### What you are asked to do
Repeat the data that follows, word for word, without the images.

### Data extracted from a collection

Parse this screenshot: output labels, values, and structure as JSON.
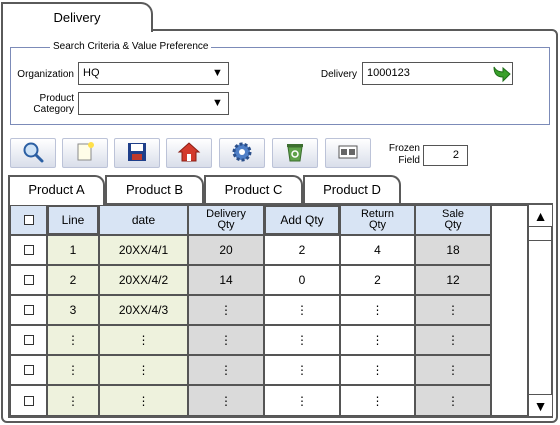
{
  "window": {
    "tab_title": "Delivery"
  },
  "search": {
    "legend": "Search Criteria & Value Preference",
    "organization_label": "Organization",
    "organization_value": "HQ",
    "product_category_label_line1": "Product",
    "product_category_label_line2": "Category",
    "product_category_value": "",
    "delivery_label": "Delivery",
    "delivery_value": "1000123",
    "dropdown_glyph": "▼"
  },
  "toolbar": {
    "buttons": [
      {
        "name": "search",
        "icon": "magnifier-icon"
      },
      {
        "name": "new",
        "icon": "new-document-icon"
      },
      {
        "name": "save",
        "icon": "floppy-disk-icon"
      },
      {
        "name": "home",
        "icon": "home-icon"
      },
      {
        "name": "settings",
        "icon": "gear-icon"
      },
      {
        "name": "delete",
        "icon": "recycle-bin-icon"
      },
      {
        "name": "layout",
        "icon": "window-layout-icon"
      }
    ],
    "frozen_label_line1": "Frozen",
    "frozen_label_line2": "Field",
    "frozen_value": "2"
  },
  "product_tabs": [
    "Product A",
    "Product B",
    "Product C",
    "Product D"
  ],
  "grid": {
    "headers": {
      "line": "Line",
      "date": "date",
      "delivery_qty_1": "Delivery",
      "delivery_qty_2": "Qty",
      "add_qty": "Add Qty",
      "return_qty_1": "Return",
      "return_qty_2": "Qty",
      "sale_qty_1": "Sale",
      "sale_qty_2": "Qty"
    },
    "rows": [
      {
        "line": "1",
        "date": "20XX/4/1",
        "delivery_qty": "20",
        "add_qty": "2",
        "return_qty": "4",
        "sale_qty": "18"
      },
      {
        "line": "2",
        "date": "20XX/4/2",
        "delivery_qty": "14",
        "add_qty": "0",
        "return_qty": "2",
        "sale_qty": "12"
      },
      {
        "line": "3",
        "date": "20XX/4/3",
        "delivery_qty": "⋮",
        "add_qty": "⋮",
        "return_qty": "⋮",
        "sale_qty": "⋮"
      },
      {
        "line": "⋮",
        "date": "⋮",
        "delivery_qty": "⋮",
        "add_qty": "⋮",
        "return_qty": "⋮",
        "sale_qty": "⋮"
      },
      {
        "line": "⋮",
        "date": "⋮",
        "delivery_qty": "⋮",
        "add_qty": "⋮",
        "return_qty": "⋮",
        "sale_qty": "⋮"
      },
      {
        "line": "⋮",
        "date": "⋮",
        "delivery_qty": "⋮",
        "add_qty": "⋮",
        "return_qty": "⋮",
        "sale_qty": "⋮"
      }
    ]
  },
  "scrollbar": {
    "up_glyph": "▲",
    "down_glyph": "▼"
  },
  "colors": {
    "header_bg": "#d8e4f4",
    "frozen_col_bg": "#eef2dd",
    "readonly_col_bg": "#dadada",
    "go_arrow": "#3aa02b"
  }
}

### Response area
Parse this screenshot: output labels, values, and structure as JSON.
{
  "window": {
    "tab_title": "Delivery"
  },
  "search": {
    "legend": "Search Criteria & Value Preference",
    "organization_label": "Organization",
    "organization_value": "HQ",
    "product_category_label_line1": "Product",
    "product_category_label_line2": "Category",
    "product_category_value": "",
    "delivery_label": "Delivery",
    "delivery_value": "1000123",
    "dropdown_glyph": "▼"
  },
  "toolbar": {
    "buttons": [
      {
        "name": "search",
        "icon": "magnifier-icon"
      },
      {
        "name": "new",
        "icon": "new-document-icon"
      },
      {
        "name": "save",
        "icon": "floppy-disk-icon"
      },
      {
        "name": "home",
        "icon": "home-icon"
      },
      {
        "name": "settings",
        "icon": "gear-icon"
      },
      {
        "name": "delete",
        "icon": "recycle-bin-icon"
      },
      {
        "name": "layout",
        "icon": "window-layout-icon"
      }
    ],
    "frozen_label_line1": "Frozen",
    "frozen_label_line2": "Field",
    "frozen_value": "2"
  },
  "product_tabs": [
    "Product A",
    "Product B",
    "Product C",
    "Product D"
  ],
  "grid": {
    "headers": {
      "line": "Line",
      "date": "date",
      "delivery_qty_1": "Delivery",
      "delivery_qty_2": "Qty",
      "add_qty": "Add Qty",
      "return_qty_1": "Return",
      "return_qty_2": "Qty",
      "sale_qty_1": "Sale",
      "sale_qty_2": "Qty"
    },
    "rows": [
      {
        "line": "1",
        "date": "20XX/4/1",
        "delivery_qty": "20",
        "add_qty": "2",
        "return_qty": "4",
        "sale_qty": "18"
      },
      {
        "line": "2",
        "date": "20XX/4/2",
        "delivery_qty": "14",
        "add_qty": "0",
        "return_qty": "2",
        "sale_qty": "12"
      },
      {
        "line": "3",
        "date": "20XX/4/3",
        "delivery_qty": "⋮",
        "add_qty": "⋮",
        "return_qty": "⋮",
        "sale_qty": "⋮"
      },
      {
        "line": "⋮",
        "date": "⋮",
        "delivery_qty": "⋮",
        "add_qty": "⋮",
        "return_qty": "⋮",
        "sale_qty": "⋮"
      },
      {
        "line": "⋮",
        "date": "⋮",
        "delivery_qty": "⋮",
        "add_qty": "⋮",
        "return_qty": "⋮",
        "sale_qty": "⋮"
      },
      {
        "line": "⋮",
        "date": "⋮",
        "delivery_qty": "⋮",
        "add_qty": "⋮",
        "return_qty": "⋮",
        "sale_qty": "⋮"
      }
    ]
  },
  "scrollbar": {
    "up_glyph": "▲",
    "down_glyph": "▼"
  },
  "colors": {
    "header_bg": "#d8e4f4",
    "frozen_col_bg": "#eef2dd",
    "readonly_col_bg": "#dadada",
    "go_arrow": "#3aa02b"
  }
}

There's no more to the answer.